Congressman Doug LaMalfa supports the trucking industry’s call to suspend the federal excise tax. The FET was created in 1917 to help pay for World War I. When it was introduced, the FET was 3 percent, but has quadrupled to 12 percent today. Given the nature of recent economic hardships caused by the coronavirus, suspending the FET would stimulate heavy-duty truck and trailer sales.
“Truckers have kept America moving during the coronavirus pandemic, but this unnecessary tax limits even their ability to rebound after America’s economic shutdown,” LaMalfa said. “Suspending the FET would increase the purchasing power of our truckers when upgrading their rigs, while also increasing the number of safe, clean trucks on the road.

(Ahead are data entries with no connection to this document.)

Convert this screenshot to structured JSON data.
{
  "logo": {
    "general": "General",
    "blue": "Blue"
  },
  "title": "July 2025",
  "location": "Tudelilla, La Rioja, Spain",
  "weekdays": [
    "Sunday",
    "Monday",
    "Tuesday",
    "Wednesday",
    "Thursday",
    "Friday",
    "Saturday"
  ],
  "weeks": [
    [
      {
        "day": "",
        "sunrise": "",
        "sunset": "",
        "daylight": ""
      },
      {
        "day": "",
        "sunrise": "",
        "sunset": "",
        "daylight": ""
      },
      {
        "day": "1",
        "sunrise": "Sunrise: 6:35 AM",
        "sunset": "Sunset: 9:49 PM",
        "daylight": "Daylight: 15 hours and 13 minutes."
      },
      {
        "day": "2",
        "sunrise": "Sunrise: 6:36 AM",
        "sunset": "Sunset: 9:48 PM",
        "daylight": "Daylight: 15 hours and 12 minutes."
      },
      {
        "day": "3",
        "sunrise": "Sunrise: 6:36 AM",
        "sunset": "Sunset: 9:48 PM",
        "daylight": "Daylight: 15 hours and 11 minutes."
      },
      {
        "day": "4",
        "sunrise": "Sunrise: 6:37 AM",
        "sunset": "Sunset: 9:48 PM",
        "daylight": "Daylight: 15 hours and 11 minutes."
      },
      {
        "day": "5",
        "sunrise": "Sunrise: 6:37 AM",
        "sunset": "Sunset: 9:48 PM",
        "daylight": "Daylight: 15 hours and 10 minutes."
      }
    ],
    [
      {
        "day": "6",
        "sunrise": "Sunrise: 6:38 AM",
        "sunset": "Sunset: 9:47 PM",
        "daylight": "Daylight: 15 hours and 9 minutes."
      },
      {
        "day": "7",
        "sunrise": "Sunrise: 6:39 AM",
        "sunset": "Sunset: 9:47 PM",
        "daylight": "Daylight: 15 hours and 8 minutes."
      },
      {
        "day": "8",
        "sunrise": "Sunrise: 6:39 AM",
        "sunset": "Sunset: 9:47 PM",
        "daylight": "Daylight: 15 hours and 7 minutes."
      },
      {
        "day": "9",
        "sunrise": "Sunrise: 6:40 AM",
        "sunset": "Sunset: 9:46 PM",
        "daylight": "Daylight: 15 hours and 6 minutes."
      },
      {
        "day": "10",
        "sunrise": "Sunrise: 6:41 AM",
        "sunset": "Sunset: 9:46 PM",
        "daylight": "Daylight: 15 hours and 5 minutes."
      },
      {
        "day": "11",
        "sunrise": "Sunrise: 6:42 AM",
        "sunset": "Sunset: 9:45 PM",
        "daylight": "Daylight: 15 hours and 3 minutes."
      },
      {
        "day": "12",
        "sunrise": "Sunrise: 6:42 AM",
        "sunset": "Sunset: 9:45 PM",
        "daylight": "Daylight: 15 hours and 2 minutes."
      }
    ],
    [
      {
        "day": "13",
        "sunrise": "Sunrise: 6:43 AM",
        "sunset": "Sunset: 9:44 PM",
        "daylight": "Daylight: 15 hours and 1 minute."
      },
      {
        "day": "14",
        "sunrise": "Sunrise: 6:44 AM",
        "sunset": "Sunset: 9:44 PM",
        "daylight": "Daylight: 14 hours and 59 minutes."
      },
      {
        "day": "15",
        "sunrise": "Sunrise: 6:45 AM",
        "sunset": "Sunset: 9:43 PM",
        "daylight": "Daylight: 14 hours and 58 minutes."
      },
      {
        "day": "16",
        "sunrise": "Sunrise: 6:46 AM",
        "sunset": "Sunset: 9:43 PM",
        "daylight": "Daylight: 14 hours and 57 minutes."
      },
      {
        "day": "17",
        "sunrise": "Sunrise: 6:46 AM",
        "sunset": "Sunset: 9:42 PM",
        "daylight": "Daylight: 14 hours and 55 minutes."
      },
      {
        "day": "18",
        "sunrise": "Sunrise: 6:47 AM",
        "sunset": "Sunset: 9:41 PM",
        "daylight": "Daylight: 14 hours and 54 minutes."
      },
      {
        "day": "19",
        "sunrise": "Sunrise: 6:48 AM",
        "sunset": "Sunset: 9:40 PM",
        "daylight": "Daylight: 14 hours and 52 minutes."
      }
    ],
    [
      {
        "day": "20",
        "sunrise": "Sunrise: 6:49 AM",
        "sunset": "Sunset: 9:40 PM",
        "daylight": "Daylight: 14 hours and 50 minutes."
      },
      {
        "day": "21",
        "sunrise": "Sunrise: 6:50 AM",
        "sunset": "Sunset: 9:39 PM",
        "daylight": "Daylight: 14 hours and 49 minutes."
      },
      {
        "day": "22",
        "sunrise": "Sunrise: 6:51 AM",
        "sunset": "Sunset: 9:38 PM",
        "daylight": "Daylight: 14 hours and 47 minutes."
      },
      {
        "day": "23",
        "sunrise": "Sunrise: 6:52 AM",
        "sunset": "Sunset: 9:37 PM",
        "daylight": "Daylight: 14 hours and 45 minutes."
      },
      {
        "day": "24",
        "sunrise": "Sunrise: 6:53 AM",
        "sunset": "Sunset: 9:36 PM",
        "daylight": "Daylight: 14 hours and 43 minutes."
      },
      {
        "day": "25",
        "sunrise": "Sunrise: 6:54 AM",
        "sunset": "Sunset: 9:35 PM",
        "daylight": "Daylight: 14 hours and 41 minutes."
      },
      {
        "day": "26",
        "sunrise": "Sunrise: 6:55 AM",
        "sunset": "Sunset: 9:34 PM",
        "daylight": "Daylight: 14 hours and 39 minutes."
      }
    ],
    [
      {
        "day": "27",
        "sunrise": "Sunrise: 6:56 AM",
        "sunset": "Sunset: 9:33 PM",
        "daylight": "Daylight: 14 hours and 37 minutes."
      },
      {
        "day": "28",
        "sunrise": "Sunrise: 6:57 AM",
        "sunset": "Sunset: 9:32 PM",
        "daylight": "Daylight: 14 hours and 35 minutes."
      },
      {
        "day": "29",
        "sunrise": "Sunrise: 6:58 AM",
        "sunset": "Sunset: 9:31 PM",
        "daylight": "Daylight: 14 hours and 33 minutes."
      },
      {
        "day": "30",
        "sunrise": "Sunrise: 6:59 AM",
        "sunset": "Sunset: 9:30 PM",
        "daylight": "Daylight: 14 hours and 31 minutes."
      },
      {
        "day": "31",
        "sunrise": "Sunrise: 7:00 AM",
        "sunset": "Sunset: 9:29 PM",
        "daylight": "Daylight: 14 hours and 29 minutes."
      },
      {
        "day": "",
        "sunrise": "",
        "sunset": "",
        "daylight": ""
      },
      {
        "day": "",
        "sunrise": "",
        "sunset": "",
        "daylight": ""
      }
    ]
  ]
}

With infrastructure bills and more coronavirus legislation on the horizon, we should consider this commonsense proposal and bring our trucks into the modern era.”
“With our nation more dependent than ever on the trucking industry to deliver goods and critical medical supplies, America’s truck dealers commend Rep. LaMalfa for his leadership to suspend the FET,” said Steve Bassett, chairman of American Truck Dealers and dealer principal of General Truck Sales in Muncie, Ind. “The trucking industry, including the UAW, is behind FET suspension because it is one of the best ways to help jumpstart the economy and save trucking-related jobs.”
More information on FET and heavy-duty trucking
The average age of a heavy-duty truck on the road is 9.6 years old.
Since 2000, technologies to meet new emissions standards have reduced nitrogen oxide emissions of recently purchased heavy-duty trucks by 97 percent, but these regulations and fuel efficiency standards add nearly $40,000 to the price of a new truck.
Recent model year trucks have the latest safety features built in, including electronic stability control, which helps prevent rollovers, anti-lock brakes and enhanced braking, driver air bags, LED headlights, and marker lighting to help improve nighttime visibility.
On average, the FET adds between $12,000 and $22,000 to the final sale price of a new truck and delays fleet turnover of newer, cleaner, higher fuel-efficiency trucks.